On this day in history, 19, April 1775 events leading to the War of Independence for the 13 Colonies began. Tensions had been brewing for years between the American colonists and the British army. Taxation without representation, search and seizure without due process of law, the imposition of Royal Crown currency subject to inflationary cycles, and suppression of the news among other issues caused a backlash that would brew into hostilities.
The night before colonists had discovered that the British army planned to march on the two towns of Lexington and Concord in order to capture activists Samuel Adams and John Hancock. The confiscation of weapons and ammunition were also the intentions of the British. Yet, Paul Revere and other riders rode through the townships around Boston calling out that the British were coming so that the advance of King George's military would not achieve surprise.
At Lexington only 80 assembled militia men under the command of Captain John Parker met the British who greatly outnumbered them. At first, no one expected to fight when suddenly a rifle sounded and the battle began. To this day it is unclear which side fired first, but the significance is that the war for American independence began that day. The skirmish ended quickly with 2 of the 80 men being shot and killed. Major Pitcaim's forces quickly dispersed the small group of resistance and proceeded to march on Concord.
There as the British entered town the Americans awaited on the other side of a bridge all the time hundreds of Minutemen were gathering armed with their own long rifles. One of the very important aspects of the war that would haunt the British through out was the fact that these farmers who had grown up hunting their entire lives and could shoot a squirrel out of a tree faced off with largely city dwelling British regulars who had been trained in the Royal army but compared to the colonists were not the crack shots that their opponents were.
A major clash
By the time the British forces had gathered in Lexington a determined and growing body of armed resistors were prepared to fight. The Americans crossed the North Bridge onto the side of the town of Lexington where the British were assembled. Barrages of musket fire met the King's soldiers who fought back, but it was quite apparent to Colonel Francis Smith of the British forces that he was over matched by a growing opposing force of Minutemen led by Captain John Parker and family members and retreat was their only option.

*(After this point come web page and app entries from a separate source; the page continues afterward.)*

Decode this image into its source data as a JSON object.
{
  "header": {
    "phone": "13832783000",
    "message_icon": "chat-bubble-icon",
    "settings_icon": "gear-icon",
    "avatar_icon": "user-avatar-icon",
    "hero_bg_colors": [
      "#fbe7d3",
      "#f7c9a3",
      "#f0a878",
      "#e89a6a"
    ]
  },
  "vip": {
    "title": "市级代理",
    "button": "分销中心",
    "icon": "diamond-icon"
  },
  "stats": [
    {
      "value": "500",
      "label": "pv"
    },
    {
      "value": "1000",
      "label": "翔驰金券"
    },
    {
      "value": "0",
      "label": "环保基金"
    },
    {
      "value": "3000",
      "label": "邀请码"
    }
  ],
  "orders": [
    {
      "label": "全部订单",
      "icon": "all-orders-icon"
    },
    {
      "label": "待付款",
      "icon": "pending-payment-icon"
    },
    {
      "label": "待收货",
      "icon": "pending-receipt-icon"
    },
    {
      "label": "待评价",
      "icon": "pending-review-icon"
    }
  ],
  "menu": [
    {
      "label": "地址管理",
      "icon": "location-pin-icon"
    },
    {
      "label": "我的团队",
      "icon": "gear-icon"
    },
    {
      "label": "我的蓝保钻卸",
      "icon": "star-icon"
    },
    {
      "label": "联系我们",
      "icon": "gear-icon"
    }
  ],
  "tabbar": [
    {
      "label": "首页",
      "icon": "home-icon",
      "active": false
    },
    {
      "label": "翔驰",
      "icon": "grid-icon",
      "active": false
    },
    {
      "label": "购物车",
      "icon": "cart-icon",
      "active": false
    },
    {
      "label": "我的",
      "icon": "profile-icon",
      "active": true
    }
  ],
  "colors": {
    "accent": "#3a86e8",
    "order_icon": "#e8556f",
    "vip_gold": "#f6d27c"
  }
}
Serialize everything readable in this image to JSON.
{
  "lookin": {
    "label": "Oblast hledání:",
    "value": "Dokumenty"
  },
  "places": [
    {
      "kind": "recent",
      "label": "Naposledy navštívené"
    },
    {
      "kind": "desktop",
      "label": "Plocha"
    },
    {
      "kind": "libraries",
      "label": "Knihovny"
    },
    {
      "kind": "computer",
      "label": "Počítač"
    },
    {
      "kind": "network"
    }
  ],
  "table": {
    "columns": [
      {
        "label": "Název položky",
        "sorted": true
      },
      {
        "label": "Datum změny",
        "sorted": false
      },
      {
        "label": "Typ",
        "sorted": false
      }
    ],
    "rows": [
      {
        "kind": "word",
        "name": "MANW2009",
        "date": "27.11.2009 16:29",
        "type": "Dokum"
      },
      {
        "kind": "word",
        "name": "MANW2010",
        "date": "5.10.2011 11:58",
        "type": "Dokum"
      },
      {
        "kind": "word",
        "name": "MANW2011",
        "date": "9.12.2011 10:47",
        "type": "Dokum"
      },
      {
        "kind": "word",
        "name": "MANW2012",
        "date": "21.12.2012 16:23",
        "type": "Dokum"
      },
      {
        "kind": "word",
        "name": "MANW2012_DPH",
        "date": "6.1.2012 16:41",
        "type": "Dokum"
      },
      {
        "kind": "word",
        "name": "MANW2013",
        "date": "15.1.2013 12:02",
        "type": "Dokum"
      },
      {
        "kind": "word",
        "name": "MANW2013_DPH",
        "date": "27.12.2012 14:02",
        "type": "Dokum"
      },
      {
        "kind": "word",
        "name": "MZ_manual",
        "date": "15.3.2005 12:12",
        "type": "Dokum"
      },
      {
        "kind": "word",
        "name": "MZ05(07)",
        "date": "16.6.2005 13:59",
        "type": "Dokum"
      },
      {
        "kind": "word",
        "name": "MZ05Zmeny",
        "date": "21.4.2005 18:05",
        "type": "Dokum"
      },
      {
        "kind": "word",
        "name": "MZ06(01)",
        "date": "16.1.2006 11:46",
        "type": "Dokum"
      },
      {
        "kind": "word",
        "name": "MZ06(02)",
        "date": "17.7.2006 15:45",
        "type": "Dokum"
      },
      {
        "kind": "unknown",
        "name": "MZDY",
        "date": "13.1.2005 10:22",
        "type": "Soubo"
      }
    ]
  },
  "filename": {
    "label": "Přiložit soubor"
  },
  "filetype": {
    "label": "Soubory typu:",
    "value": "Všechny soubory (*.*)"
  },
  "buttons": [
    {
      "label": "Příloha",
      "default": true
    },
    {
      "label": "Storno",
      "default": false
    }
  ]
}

The Redcoats began the long march back to Boston, but were also faced with continuous harassment from colonial marksmen as they fired from behind trees along the roads and exacted heavy losses upon the British. The militia of colonists followed the Regulars all the way to Boston firing and reloading as they went. Of the 700 British regulars who had fought and retreated back to Boston 79 were killed and 174 were wounded. The Americans lost 49 men with 41 being wounded. The battle had been a resounding victory for the 13 Colonies and had given them a great boost of confidence. Amazingly, news of the first shot fired at Lexington quickly spread around the world and back to King George, who was infuriated! Farmers called to arms at the last minute had literally defeated the finest army in the world at that time!
More than 15 thousand militia and Minutemen surrounded the port city of Boston and the beginning of a long protracted war for American independence had begun. George Washington would be appointed as Commander in Chief by the Continental Congress and a siege of Boston against the British would be the next move, but when the Commander of the King's forces threatened to torch Boston if the Continental Army attacked, General Washington had no choice but to allow the British to march out in order to save the city and civilian population from a disaster.
As it turned out, John Hancock and Samuel Adams escaped, the weapons and munitions cache was largely moved away and hidden, while organized resistance to the Royal Crown was now carried out and supported widely by the colonists. A much needed inspiration for independence from the British resulted and would be greatly needed in the hard and uncertain years to come. The old saying, "no news is good news," came into being in the months to come as the Continental Army would suffer more defeats than victories by the large and well organized British who would seem to control the events of the war. Therefore, when news of the war was often bad, the well known saying resonated until later in the conflict.